Notice the transforming presence of God within you. Let go of words and images. Surrender all that is stirring, even if only briefly, and rest for a few minutes in God’s embrace.
My day begins at five o’clock every morning. In the stillness of that hour, I pray the Morning Office, spending time in quiet reflection. I have kept this discipline for more than twenty years. For the past several years, I have used various prayer books and breviaries and other meditation resources in cycles of the liturgical seasons, in an effort to broaden my spiritual encounter with the living God. This practice continues to be very revealing.
Since moving to Saint John’s a few months ago, I frequently join in the monastic community’s Morning Prayer in the Abbey Church at seven o’clock, as a kind of part two to my time alone with God in the morning before beginning the day’s work. This is a treasure and a gift of being here in this Benedictine community.
This week, I have added visio divina toward the end of my morning time of contemplation. As I have sat in silence with the “Birth of Christ”, I have become more aware of surrendering to God in this Advent time of expectancy in which we are bidden to wait for the Coming of Christ. This week has truly been the hinge time of Advent for me, as I have lived with the tension of celebrating Advent with it’s dual themes of the First and Second Comings of Christ. In the first part of this season of Advent, the Church’s focus has been on the Second Coming of our Lord at the end of time when he will judge both the living and the dead. The tension exists because much of our society is already at Christmas – office parties, Christmas musical concerts, family and friends gathering – all in the wonderful spirit of merriment! This is the fast track into Christmas Day!!
Seeing the Word in contemplation on the “Birth of Christ” this week has made me live with stillness into the latter part of the Advent season in which we focus more toward the First Coming of our Lord – the Christ Child, the Babe of Bethlehem, lying in a manger.
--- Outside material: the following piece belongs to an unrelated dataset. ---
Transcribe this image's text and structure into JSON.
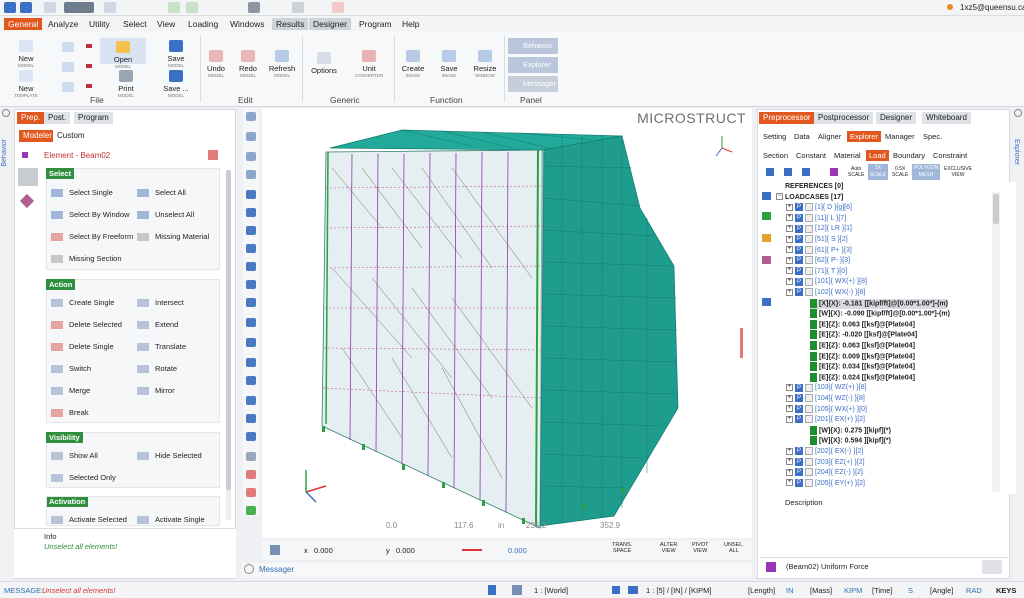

This is the slow and patient track into the Christmas Season (not Day) – the twelve day feast from 25 December to 6 January, the feast of the Epiphany when we celebrate the Light of Christ coming into the world.
Are you still and patient in this season of busyness? How can we each slow down to enjoy the love and wonder of the Birth of Christ? May I encourage you to pause for a bit and sit in the quiet of your heart and feel that same Light in your soul that is reflected on Mary’s face and on the shepherds.
“A light will shine on us this day: the Lord is born for us.”
– Fr Kirtley Yearwood
© Birth of Christ, Donald Jackson, 2002. The Saint John’s Bible, Order of Saint Benedict, Collegeville, Minnesota. Scripture quotations are from the New Revised Standard Version of the Bible, Catholic Edition, © 1993, 1989 National Council of the Churches of Christ in the United States of America. Used by permission. All rights reserved.